• Aim of the task:
Scan the material for the string "MEILLEURS" and copy out every line in which it occurs.

• Material shown:
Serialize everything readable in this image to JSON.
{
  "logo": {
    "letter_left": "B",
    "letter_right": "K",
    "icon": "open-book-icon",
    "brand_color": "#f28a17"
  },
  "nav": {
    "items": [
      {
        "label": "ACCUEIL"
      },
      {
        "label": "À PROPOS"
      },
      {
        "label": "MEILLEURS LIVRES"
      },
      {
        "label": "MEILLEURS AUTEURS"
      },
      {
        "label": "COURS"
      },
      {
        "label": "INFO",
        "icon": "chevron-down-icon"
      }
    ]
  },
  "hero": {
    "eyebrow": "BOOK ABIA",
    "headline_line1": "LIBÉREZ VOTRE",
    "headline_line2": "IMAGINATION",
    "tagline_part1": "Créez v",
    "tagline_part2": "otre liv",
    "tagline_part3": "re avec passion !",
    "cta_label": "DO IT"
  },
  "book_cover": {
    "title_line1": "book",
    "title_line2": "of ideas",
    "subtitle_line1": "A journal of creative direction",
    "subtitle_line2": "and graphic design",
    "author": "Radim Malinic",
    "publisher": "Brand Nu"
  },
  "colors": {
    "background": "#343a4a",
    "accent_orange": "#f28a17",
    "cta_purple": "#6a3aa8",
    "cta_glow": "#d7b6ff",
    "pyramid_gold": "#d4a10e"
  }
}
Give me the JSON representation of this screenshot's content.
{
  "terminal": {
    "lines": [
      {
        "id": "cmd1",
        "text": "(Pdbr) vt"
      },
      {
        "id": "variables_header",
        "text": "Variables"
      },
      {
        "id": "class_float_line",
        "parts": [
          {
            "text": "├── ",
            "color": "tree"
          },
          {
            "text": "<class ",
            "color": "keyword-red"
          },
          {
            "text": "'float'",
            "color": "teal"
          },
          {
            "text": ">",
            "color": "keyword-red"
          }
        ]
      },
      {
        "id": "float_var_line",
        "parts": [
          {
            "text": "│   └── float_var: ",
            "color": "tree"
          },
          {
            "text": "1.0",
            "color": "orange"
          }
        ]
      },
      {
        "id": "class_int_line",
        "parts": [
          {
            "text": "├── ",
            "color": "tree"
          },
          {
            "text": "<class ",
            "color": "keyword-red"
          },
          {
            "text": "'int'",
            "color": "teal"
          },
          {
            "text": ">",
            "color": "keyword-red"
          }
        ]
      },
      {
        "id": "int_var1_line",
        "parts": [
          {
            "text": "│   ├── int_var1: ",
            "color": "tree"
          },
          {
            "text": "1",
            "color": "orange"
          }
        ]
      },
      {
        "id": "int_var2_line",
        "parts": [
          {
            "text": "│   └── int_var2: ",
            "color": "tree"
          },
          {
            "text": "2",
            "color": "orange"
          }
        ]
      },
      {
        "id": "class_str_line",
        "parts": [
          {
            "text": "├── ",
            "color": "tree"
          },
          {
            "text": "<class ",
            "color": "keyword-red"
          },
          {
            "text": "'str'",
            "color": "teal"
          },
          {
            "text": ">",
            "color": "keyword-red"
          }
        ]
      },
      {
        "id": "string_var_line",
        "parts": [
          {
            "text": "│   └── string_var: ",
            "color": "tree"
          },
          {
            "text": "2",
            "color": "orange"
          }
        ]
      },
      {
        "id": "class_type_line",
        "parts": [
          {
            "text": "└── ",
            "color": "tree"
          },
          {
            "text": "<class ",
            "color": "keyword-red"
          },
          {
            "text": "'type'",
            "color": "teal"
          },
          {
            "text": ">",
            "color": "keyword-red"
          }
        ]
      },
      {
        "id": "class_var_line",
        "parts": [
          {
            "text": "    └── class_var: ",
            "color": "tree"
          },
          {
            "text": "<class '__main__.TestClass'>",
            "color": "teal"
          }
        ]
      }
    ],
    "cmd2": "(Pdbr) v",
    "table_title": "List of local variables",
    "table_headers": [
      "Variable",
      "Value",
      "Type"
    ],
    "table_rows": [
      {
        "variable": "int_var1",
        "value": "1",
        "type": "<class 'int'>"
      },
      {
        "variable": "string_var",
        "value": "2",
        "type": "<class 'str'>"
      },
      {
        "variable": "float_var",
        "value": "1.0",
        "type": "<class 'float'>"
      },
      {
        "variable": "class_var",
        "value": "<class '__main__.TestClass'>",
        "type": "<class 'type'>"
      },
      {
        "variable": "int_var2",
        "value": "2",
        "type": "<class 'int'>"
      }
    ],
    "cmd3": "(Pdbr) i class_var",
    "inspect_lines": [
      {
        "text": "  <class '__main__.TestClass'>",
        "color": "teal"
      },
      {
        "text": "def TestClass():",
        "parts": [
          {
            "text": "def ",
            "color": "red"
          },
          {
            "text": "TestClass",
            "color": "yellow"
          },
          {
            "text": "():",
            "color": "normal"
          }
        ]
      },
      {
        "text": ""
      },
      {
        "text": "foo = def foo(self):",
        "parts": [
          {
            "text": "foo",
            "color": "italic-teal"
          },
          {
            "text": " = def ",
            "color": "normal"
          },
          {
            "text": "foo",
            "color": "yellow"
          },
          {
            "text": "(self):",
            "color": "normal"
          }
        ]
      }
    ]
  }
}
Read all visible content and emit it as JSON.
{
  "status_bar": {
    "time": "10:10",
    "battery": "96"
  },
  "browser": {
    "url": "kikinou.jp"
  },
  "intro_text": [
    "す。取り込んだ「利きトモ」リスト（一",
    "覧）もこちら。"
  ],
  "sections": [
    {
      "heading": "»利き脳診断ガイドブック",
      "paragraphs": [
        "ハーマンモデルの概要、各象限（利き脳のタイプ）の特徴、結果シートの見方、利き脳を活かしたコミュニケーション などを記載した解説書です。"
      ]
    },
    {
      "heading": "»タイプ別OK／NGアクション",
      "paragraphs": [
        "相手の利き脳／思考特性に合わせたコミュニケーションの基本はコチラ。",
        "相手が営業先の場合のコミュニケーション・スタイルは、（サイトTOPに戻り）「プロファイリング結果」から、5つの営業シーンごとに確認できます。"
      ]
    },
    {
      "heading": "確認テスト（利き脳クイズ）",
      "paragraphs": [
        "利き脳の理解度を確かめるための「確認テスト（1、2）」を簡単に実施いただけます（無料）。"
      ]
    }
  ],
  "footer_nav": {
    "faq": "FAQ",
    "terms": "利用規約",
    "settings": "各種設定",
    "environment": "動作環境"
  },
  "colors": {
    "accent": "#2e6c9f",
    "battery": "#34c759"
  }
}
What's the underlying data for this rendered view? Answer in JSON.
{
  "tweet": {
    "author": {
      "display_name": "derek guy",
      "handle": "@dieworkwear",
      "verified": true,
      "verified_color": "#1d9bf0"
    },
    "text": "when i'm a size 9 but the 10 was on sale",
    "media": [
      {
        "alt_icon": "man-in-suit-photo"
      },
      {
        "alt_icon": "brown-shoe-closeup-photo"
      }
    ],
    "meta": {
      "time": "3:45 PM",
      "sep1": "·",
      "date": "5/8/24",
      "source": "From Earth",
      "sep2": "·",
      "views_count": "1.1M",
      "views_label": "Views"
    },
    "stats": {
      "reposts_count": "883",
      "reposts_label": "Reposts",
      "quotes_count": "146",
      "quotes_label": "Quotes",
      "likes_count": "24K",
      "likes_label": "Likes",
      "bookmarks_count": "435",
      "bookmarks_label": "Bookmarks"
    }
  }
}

• Result of the task:
        "label": "MEILLEURS LIVRES"
        "label": "MEILLEURS AUTEURS"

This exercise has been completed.